Start of Block

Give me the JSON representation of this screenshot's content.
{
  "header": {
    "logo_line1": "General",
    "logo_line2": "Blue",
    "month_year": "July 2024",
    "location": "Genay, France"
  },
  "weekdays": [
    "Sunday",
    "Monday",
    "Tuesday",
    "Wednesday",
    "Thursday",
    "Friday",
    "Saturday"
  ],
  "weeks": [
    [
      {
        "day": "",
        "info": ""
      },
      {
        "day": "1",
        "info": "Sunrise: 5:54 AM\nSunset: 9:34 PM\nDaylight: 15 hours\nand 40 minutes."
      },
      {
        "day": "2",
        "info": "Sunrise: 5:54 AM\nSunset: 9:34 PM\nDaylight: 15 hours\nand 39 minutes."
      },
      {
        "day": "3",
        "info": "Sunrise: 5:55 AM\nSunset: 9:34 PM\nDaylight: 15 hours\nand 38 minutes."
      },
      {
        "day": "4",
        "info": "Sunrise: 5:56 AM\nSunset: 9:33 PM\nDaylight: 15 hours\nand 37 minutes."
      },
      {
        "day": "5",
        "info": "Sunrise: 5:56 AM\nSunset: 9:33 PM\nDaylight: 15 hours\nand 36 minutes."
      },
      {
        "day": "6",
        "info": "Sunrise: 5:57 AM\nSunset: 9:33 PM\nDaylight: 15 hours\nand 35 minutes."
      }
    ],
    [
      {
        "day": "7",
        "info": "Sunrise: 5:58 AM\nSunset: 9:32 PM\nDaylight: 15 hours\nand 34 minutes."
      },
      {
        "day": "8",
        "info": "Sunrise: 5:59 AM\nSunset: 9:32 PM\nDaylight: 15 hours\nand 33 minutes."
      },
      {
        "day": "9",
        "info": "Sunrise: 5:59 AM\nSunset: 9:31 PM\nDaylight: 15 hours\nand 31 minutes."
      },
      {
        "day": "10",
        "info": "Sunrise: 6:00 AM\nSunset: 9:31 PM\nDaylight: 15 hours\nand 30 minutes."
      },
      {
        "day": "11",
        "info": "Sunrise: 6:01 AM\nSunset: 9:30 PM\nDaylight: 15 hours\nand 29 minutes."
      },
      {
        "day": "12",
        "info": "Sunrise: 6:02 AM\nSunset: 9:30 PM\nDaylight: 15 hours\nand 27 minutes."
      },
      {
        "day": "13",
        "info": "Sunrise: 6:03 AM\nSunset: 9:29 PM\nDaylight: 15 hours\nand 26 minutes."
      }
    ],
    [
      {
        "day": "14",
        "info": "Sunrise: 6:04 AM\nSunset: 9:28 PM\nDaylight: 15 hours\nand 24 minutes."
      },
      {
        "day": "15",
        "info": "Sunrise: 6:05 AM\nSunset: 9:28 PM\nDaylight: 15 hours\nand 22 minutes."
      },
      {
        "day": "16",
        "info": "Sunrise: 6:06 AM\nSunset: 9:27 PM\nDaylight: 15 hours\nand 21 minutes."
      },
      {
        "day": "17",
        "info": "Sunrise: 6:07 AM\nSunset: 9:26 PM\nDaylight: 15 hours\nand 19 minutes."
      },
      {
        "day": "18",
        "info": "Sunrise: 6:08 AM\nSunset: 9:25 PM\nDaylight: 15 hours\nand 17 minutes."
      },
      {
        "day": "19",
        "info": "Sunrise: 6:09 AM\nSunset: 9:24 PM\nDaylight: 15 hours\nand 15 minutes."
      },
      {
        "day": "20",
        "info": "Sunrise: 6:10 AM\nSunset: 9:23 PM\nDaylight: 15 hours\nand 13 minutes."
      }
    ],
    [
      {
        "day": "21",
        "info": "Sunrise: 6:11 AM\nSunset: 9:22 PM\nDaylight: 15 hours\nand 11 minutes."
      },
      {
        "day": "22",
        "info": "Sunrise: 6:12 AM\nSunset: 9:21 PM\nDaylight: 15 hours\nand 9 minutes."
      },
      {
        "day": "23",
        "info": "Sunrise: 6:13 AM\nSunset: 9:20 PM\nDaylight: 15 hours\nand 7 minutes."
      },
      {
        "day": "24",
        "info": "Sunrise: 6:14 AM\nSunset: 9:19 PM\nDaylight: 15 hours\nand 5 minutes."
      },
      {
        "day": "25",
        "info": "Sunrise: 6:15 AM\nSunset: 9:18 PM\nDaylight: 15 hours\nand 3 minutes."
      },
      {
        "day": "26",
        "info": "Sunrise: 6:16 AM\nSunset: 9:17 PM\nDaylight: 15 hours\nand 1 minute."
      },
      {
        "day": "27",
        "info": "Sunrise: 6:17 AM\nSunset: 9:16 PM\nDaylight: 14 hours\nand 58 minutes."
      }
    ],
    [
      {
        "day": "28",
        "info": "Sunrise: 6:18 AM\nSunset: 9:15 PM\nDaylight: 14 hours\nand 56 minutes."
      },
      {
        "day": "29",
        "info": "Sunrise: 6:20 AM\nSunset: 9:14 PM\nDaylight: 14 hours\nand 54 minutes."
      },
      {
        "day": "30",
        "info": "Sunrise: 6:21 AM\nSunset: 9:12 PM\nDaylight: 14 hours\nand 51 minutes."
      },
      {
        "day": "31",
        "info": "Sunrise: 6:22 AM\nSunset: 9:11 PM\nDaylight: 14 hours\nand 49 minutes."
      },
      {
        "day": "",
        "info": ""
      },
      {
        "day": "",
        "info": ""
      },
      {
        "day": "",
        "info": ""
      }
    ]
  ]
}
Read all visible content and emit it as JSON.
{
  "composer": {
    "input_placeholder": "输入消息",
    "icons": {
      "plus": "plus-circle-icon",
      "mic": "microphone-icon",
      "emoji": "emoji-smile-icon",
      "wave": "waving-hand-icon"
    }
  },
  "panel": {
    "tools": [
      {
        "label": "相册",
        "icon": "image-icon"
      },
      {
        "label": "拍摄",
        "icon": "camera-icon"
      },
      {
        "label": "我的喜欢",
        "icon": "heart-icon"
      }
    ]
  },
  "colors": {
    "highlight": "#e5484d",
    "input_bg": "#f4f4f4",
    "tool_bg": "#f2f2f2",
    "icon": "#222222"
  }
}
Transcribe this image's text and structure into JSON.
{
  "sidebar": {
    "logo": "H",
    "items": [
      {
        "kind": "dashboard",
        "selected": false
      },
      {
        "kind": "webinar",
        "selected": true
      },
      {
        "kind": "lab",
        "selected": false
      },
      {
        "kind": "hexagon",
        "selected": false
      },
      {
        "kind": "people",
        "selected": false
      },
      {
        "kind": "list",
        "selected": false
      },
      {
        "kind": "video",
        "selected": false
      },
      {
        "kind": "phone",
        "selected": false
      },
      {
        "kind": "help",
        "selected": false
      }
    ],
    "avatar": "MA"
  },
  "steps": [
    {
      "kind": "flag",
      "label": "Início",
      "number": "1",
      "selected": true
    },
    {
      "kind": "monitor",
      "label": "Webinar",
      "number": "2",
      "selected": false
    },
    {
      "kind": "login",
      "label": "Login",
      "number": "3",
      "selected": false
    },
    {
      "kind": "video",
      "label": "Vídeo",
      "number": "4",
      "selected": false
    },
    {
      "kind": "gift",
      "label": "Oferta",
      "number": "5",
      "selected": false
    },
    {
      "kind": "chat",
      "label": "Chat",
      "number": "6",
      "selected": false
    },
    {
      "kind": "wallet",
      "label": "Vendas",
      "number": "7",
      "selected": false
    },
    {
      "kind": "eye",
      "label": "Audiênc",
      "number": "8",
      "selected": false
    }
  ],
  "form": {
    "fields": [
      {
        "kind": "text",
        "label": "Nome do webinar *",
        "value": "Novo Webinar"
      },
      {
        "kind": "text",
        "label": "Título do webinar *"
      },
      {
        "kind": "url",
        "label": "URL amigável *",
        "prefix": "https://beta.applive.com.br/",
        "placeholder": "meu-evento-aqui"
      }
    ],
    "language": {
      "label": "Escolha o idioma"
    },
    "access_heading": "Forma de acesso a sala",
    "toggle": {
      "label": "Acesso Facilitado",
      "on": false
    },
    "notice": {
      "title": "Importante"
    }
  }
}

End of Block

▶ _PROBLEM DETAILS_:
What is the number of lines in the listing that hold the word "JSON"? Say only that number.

▶ _OUTPUT OF THE TASK_:
3